- Problem details -
Read through the listing below and return only the lines containing "content".

== == ==

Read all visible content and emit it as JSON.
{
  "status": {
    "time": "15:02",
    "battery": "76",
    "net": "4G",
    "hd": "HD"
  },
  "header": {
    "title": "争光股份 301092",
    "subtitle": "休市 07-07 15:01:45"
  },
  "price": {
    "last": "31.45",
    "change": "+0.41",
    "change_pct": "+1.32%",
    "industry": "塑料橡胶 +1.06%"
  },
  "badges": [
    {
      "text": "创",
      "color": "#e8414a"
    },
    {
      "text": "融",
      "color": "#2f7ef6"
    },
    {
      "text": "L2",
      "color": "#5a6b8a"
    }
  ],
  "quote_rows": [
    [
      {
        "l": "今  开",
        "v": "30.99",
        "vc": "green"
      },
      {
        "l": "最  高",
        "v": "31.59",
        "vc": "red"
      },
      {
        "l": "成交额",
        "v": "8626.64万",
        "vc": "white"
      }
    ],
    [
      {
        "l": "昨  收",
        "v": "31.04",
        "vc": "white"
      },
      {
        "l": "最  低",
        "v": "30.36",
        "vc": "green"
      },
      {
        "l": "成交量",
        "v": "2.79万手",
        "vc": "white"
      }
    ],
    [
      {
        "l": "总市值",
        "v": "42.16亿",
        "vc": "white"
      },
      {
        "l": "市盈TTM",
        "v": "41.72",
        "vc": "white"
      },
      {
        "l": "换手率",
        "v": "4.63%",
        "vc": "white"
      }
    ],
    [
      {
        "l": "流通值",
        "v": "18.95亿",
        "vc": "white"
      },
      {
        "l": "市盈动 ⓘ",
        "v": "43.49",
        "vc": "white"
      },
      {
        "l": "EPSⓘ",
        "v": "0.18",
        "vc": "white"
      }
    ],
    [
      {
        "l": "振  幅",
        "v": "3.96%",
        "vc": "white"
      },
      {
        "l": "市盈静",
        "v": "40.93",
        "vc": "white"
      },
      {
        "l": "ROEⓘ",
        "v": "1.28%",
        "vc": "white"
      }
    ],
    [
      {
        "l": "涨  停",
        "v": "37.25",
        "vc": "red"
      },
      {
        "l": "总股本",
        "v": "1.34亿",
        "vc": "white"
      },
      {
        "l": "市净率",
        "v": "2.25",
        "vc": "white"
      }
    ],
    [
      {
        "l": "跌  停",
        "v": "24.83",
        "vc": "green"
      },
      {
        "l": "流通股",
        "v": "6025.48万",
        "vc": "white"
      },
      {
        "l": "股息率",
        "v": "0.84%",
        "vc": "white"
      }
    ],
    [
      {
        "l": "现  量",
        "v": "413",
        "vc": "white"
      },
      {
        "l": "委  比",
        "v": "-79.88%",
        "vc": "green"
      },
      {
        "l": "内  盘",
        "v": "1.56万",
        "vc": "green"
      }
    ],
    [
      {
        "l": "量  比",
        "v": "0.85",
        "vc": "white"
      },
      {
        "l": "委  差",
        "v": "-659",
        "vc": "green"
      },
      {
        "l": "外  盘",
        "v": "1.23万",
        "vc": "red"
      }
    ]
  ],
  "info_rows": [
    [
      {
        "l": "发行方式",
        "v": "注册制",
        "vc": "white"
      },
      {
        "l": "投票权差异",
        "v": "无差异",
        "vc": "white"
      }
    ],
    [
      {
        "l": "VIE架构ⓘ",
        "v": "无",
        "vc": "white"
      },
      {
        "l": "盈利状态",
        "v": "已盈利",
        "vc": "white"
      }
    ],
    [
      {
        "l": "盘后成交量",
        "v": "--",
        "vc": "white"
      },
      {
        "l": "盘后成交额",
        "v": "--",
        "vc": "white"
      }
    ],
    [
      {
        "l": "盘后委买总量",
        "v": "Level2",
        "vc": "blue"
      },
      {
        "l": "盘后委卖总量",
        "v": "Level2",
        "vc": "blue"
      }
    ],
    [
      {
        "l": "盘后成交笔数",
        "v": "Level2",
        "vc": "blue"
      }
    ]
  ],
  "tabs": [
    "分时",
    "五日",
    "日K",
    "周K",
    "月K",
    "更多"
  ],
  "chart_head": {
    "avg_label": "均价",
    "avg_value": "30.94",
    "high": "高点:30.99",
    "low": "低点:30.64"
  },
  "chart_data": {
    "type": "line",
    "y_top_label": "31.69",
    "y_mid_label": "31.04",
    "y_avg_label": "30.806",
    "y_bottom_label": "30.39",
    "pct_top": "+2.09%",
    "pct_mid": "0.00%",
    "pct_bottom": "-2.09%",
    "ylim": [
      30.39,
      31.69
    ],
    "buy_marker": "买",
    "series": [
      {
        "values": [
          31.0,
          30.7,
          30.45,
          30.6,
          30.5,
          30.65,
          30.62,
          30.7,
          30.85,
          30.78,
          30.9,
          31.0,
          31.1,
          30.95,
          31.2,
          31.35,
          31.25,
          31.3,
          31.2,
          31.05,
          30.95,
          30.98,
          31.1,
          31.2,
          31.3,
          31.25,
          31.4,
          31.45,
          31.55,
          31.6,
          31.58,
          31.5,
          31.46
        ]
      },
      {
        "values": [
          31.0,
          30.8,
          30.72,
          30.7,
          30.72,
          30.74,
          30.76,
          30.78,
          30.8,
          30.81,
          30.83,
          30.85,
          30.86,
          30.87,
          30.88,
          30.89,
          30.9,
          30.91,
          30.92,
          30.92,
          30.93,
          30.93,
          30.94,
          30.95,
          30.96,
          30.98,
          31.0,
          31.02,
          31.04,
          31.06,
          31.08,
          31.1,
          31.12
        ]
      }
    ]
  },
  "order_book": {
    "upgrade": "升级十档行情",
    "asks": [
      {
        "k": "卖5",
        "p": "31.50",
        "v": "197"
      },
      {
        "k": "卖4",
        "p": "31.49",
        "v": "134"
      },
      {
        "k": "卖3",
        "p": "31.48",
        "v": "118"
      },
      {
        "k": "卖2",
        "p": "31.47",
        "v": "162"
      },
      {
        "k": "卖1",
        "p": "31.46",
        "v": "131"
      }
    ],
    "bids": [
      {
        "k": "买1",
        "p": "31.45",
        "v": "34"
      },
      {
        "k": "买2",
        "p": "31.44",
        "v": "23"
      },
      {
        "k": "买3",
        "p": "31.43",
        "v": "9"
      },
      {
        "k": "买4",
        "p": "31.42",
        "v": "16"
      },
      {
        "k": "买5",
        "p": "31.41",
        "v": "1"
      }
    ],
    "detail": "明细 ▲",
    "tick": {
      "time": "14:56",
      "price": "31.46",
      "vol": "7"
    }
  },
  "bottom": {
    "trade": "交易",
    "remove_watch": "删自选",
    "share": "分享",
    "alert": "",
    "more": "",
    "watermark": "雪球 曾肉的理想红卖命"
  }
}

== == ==

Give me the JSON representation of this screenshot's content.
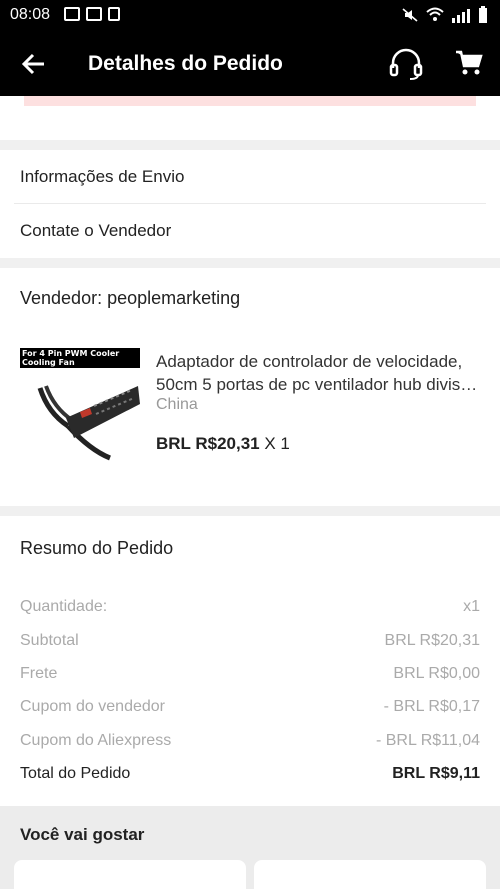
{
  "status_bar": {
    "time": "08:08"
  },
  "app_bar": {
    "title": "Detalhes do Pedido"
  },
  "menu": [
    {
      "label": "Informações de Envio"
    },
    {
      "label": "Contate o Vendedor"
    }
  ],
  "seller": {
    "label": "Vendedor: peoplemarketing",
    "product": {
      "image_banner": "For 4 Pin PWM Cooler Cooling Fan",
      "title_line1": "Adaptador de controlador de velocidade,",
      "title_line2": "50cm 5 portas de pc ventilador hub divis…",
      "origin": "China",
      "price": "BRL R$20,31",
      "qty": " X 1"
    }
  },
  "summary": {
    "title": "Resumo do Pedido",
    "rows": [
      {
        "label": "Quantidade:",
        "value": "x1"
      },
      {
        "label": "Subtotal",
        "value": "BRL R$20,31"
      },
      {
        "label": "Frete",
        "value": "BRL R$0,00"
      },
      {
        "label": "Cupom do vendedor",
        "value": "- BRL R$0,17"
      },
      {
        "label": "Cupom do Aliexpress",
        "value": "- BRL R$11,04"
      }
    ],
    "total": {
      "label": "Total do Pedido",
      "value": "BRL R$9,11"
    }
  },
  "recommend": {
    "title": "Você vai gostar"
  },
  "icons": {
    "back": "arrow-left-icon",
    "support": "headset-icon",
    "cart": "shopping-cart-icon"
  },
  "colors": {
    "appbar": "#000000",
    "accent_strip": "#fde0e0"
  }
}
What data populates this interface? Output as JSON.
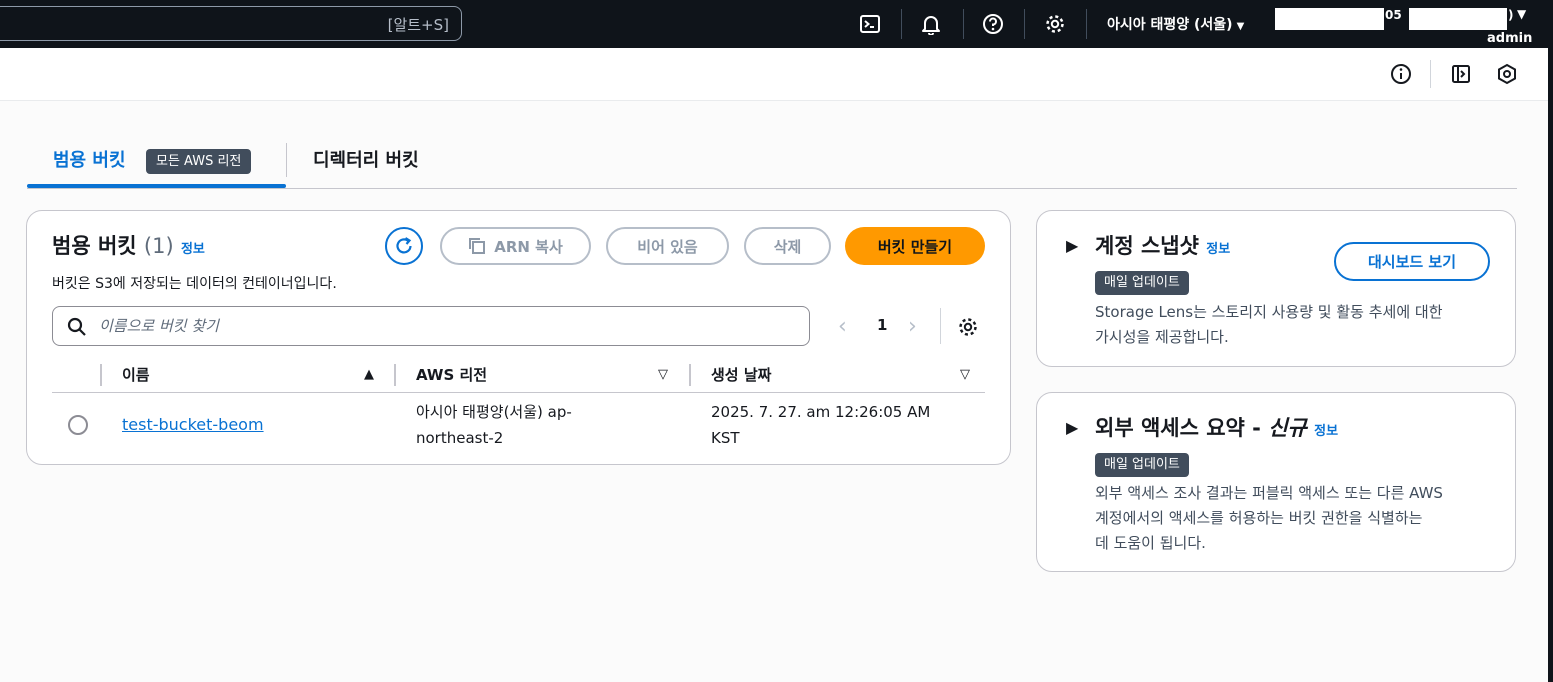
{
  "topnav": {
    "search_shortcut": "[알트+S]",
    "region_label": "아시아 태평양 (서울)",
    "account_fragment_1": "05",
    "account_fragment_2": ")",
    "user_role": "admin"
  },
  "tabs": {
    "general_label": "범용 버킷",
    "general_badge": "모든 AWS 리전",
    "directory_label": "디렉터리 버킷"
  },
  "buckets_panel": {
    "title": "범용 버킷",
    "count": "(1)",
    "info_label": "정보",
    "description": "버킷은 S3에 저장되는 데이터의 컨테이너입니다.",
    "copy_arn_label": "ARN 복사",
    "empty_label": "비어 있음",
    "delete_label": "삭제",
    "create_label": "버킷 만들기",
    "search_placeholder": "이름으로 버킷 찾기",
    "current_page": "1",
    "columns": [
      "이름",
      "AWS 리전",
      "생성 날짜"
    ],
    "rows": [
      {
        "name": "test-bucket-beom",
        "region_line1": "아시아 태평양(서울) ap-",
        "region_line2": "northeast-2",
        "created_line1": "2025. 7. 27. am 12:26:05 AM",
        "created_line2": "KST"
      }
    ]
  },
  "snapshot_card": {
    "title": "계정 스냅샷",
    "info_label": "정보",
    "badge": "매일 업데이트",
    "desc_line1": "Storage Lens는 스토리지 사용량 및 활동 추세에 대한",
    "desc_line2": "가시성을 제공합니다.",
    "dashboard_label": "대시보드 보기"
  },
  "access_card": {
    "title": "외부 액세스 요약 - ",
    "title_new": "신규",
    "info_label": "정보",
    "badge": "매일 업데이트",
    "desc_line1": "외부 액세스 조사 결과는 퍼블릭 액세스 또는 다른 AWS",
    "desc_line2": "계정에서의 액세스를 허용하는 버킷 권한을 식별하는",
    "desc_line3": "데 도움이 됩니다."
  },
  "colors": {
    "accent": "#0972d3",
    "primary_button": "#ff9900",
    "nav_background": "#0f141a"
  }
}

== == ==

- Expected output -
Read all visible content and emit it as JSON.
Give me the JSON representation of this screenshot's content.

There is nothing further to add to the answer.